━━━ Exercise input

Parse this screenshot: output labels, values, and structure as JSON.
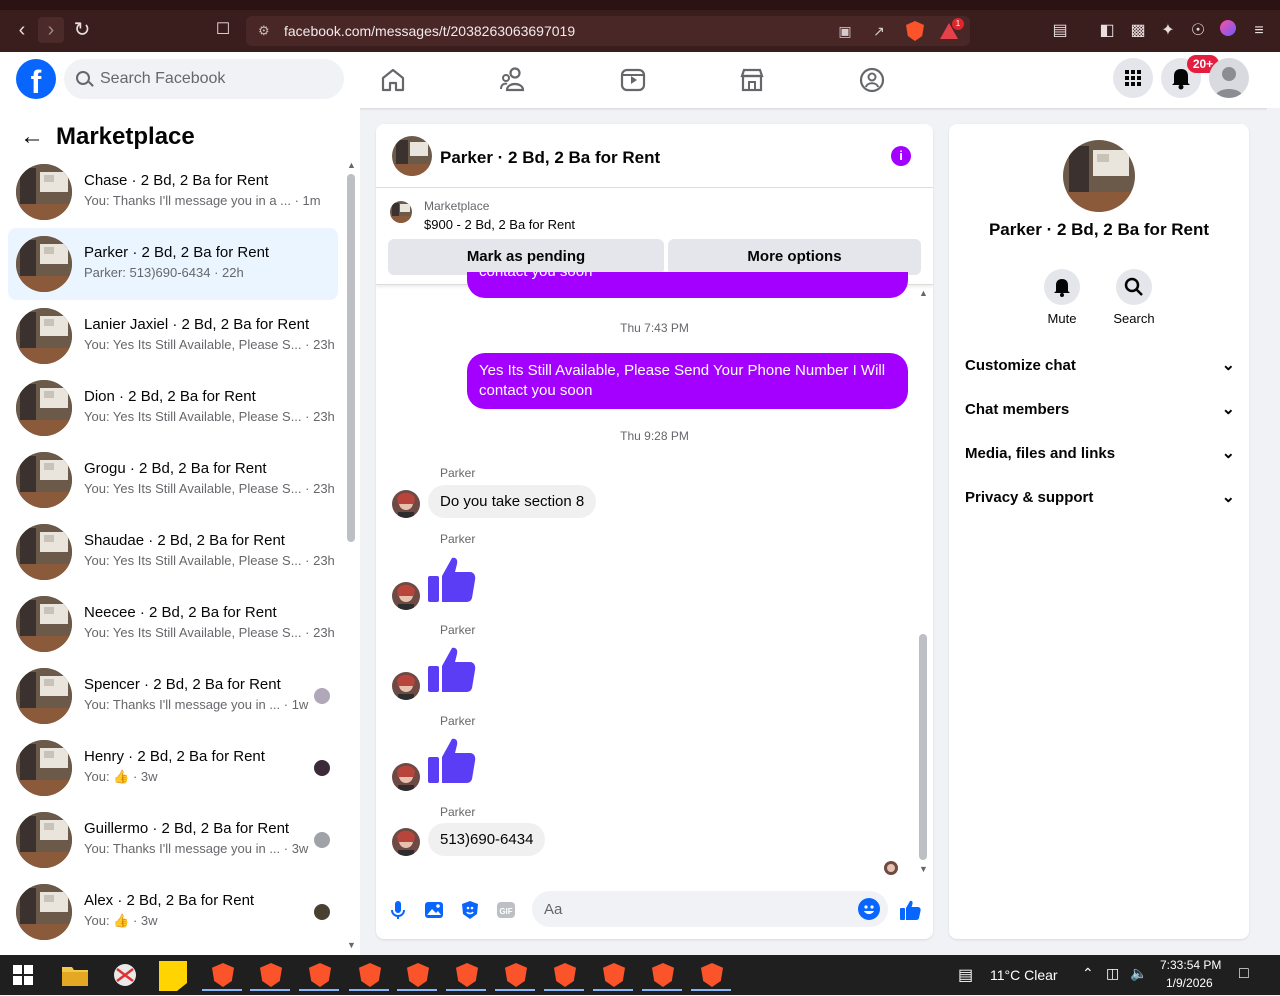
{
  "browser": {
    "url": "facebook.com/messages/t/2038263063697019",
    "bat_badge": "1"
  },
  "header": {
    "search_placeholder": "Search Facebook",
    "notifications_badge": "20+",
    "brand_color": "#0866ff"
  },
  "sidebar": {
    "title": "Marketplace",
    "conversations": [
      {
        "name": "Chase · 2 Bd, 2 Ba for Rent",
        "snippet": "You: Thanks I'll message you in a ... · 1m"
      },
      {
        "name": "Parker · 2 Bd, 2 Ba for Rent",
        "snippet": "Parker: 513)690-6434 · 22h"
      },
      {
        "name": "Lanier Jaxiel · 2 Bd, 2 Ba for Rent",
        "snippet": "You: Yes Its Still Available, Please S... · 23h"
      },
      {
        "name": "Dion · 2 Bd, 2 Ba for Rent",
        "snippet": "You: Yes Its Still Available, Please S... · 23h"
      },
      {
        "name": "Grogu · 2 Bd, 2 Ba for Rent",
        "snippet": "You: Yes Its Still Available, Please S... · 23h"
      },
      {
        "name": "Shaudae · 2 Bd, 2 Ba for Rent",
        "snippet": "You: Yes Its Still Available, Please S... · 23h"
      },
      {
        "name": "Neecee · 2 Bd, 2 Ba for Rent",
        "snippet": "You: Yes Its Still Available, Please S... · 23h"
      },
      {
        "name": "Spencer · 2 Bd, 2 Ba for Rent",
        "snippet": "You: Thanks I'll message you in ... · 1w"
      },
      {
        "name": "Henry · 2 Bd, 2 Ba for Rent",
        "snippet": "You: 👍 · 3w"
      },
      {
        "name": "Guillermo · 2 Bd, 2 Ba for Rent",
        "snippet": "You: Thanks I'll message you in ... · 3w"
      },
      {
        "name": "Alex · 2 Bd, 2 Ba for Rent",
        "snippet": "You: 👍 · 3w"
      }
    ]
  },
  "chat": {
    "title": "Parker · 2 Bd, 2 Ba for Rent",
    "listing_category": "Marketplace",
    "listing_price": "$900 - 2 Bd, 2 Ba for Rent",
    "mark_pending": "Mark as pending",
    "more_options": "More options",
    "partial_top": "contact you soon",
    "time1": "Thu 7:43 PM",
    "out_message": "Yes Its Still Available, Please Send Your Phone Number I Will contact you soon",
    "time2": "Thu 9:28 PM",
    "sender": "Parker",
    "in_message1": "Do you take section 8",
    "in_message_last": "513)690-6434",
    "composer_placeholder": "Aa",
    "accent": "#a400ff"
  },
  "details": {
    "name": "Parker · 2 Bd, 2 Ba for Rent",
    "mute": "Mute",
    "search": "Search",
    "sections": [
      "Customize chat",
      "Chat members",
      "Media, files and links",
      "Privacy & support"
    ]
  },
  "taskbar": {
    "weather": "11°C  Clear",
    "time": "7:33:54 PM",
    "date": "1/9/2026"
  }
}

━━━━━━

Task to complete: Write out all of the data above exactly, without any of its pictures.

Answer for the task:
Parse this screenshot: output labels, values, and structure as JSON.
{
  "browser": {
    "url": "facebook.com/messages/t/2038263063697019",
    "bat_badge": "1"
  },
  "header": {
    "search_placeholder": "Search Facebook",
    "notifications_badge": "20+",
    "brand_color": "#0866ff"
  },
  "sidebar": {
    "title": "Marketplace",
    "conversations": [
      {
        "name": "Chase · 2 Bd, 2 Ba for Rent",
        "snippet": "You: Thanks I'll message you in a ... · 1m"
      },
      {
        "name": "Parker · 2 Bd, 2 Ba for Rent",
        "snippet": "Parker: 513)690-6434 · 22h"
      },
      {
        "name": "Lanier Jaxiel · 2 Bd, 2 Ba for Rent",
        "snippet": "You: Yes Its Still Available, Please S... · 23h"
      },
      {
        "name": "Dion · 2 Bd, 2 Ba for Rent",
        "snippet": "You: Yes Its Still Available, Please S... · 23h"
      },
      {
        "name": "Grogu · 2 Bd, 2 Ba for Rent",
        "snippet": "You: Yes Its Still Available, Please S... · 23h"
      },
      {
        "name": "Shaudae · 2 Bd, 2 Ba for Rent",
        "snippet": "You: Yes Its Still Available, Please S... · 23h"
      },
      {
        "name": "Neecee · 2 Bd, 2 Ba for Rent",
        "snippet": "You: Yes Its Still Available, Please S... · 23h"
      },
      {
        "name": "Spencer · 2 Bd, 2 Ba for Rent",
        "snippet": "You: Thanks I'll message you in ... · 1w"
      },
      {
        "name": "Henry · 2 Bd, 2 Ba for Rent",
        "snippet": "You: 👍 · 3w"
      },
      {
        "name": "Guillermo · 2 Bd, 2 Ba for Rent",
        "snippet": "You: Thanks I'll message you in ... · 3w"
      },
      {
        "name": "Alex · 2 Bd, 2 Ba for Rent",
        "snippet": "You: 👍 · 3w"
      }
    ]
  },
  "chat": {
    "title": "Parker · 2 Bd, 2 Ba for Rent",
    "listing_category": "Marketplace",
    "listing_price": "$900 - 2 Bd, 2 Ba for Rent",
    "mark_pending": "Mark as pending",
    "more_options": "More options",
    "partial_top": "contact you soon",
    "time1": "Thu 7:43 PM",
    "out_message": "Yes Its Still Available, Please Send Your Phone Number I Will contact you soon",
    "time2": "Thu 9:28 PM",
    "sender": "Parker",
    "in_message1": "Do you take section 8",
    "in_message_last": "513)690-6434",
    "composer_placeholder": "Aa",
    "accent": "#a400ff"
  },
  "details": {
    "name": "Parker · 2 Bd, 2 Ba for Rent",
    "mute": "Mute",
    "search": "Search",
    "sections": [
      "Customize chat",
      "Chat members",
      "Media, files and links",
      "Privacy & support"
    ]
  },
  "taskbar": {
    "weather": "11°C  Clear",
    "time": "7:33:54 PM",
    "date": "1/9/2026"
  }
}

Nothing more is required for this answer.